Imagine you’re at a conference and want to know something about the people around you. A new mobile application called Recognizr can identify a person’s face via your phone camera and deliver not only profile information about that person but also show you their latest status updates.
Swedish computer vision specialists Polar Rose combined forces with interface designers TAT (The Astonishing Tribe) to create the Recognizr as a prototype application for Android phones to show off Polar Rose’s mobile face recognition library. Polar Rose’s software recognizes individuals, while TAT’s interface uses augmented reality to show profile information from sites like Facebook, YouTube and LinkedIn and the latest status updates from the recognized person.[youtube http://www.youtube.com/watch?v=5GqJHaNRlas&hl=en_GB&fs=1&rel=0%5D
Since in real life it’s unlikely that you’ll go around taking pictures of random strangers, at least unless you can do so discreetly, I asked Polar Rose CTO Jan-Erik Solem what he sees as the main applications of Recognizr. He told me that the most requested scenario is to tag the recognized person in the photo you’ve just taken or to add them to your social networks.

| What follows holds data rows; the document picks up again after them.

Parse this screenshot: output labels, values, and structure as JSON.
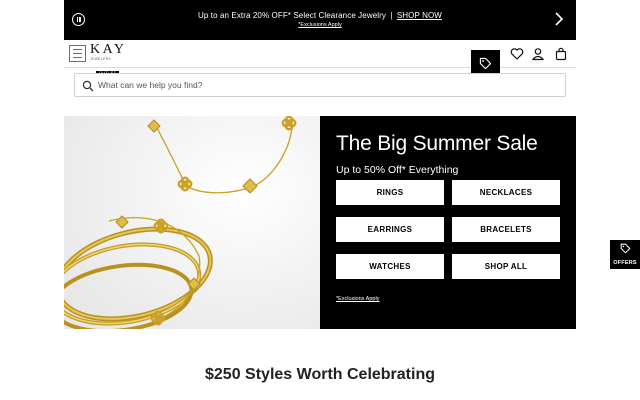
{
  "promo_bar": {
    "message": "Up to an Extra 20% OFF* Select Clearance Jewelry",
    "separator": "|",
    "link": "SHOP NOW",
    "exclusions": "*Exclusions Apply"
  },
  "header": {
    "logo_main": "KAY",
    "logo_tagline": "JEWELERS",
    "logo_outlet": "OUTLET",
    "icons": [
      "menu-icon",
      "tag-icon",
      "heart-icon",
      "account-icon",
      "bag-icon"
    ]
  },
  "search": {
    "placeholder": "What can we help you find?"
  },
  "hero": {
    "title": "The Big Summer Sale",
    "subtitle": "Up to 50% Off* Everything",
    "buttons": [
      "RINGS",
      "NECKLACES",
      "EARRINGS",
      "BRACELETS",
      "WATCHES",
      "SHOP ALL"
    ],
    "exclusions": "*Exclusions Apply"
  },
  "offers_tab": {
    "label": "OFFERS"
  },
  "section": {
    "heading": "$250 Styles Worth Celebrating"
  },
  "colors": {
    "promo_bg": "#000000",
    "panel_bg": "#000000",
    "menu_accent": "#2c7fb8",
    "gold": "#d4af37"
  }
}
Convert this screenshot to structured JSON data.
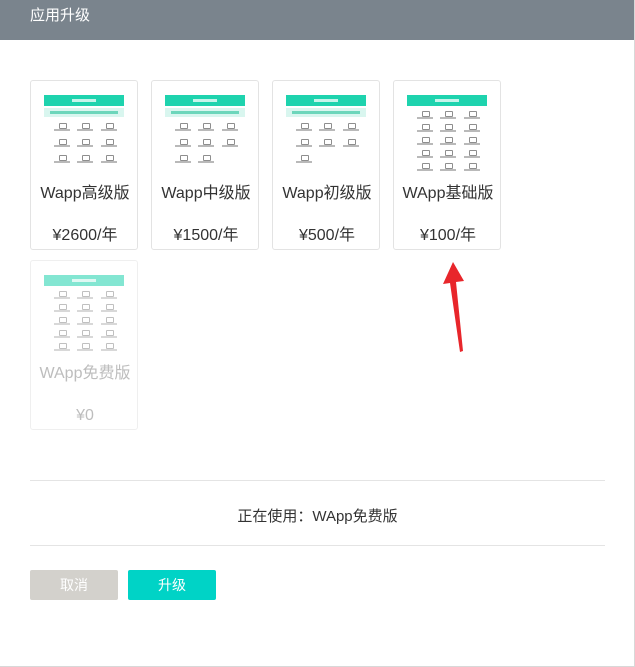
{
  "dialog": {
    "title": "应用升级"
  },
  "plans": [
    {
      "name": "Wapp高级版",
      "price": "¥2600/年"
    },
    {
      "name": "Wapp中级版",
      "price": "¥1500/年"
    },
    {
      "name": "Wapp初级版",
      "price": "¥500/年"
    },
    {
      "name": "WApp基础版",
      "price": "¥100/年"
    },
    {
      "name": "WApp免费版",
      "price": "¥0"
    }
  ],
  "current_plan": {
    "text": "正在使用：WApp免费版"
  },
  "buttons": {
    "cancel": "取消",
    "upgrade": "升级"
  },
  "colors": {
    "accent": "#00d3c6",
    "arrow": "#e8262b",
    "titlebar": "#7a848d"
  }
}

Recognizr uses FaceLib, a mobile face recognition library from Polar Rose, which is available for Android and iPhone. FaceLib can recognize faces in photo or video but, in common with other facial recognition products, is more accurate for photos. Recognizr also uses Polar Rose’s server-side solution FaceCloud because you can’t store profiles of all potential matches in the phone — although recognizing people who are already in the phone’s address book can be handled locally on the device.
The quality of the image you’re targeting with your camera largely determines the accuracy of recognition. In still images, the main problems are poor lighting and focus for some devices. Motion blur and poor lighting are the most difficult cases if running in video mode, where the resolution is also much lower.
Polar Rose has a team of 17 based in Malmö, Sweden and received $5.1M in a first round of funding from Nordic Venture Partners.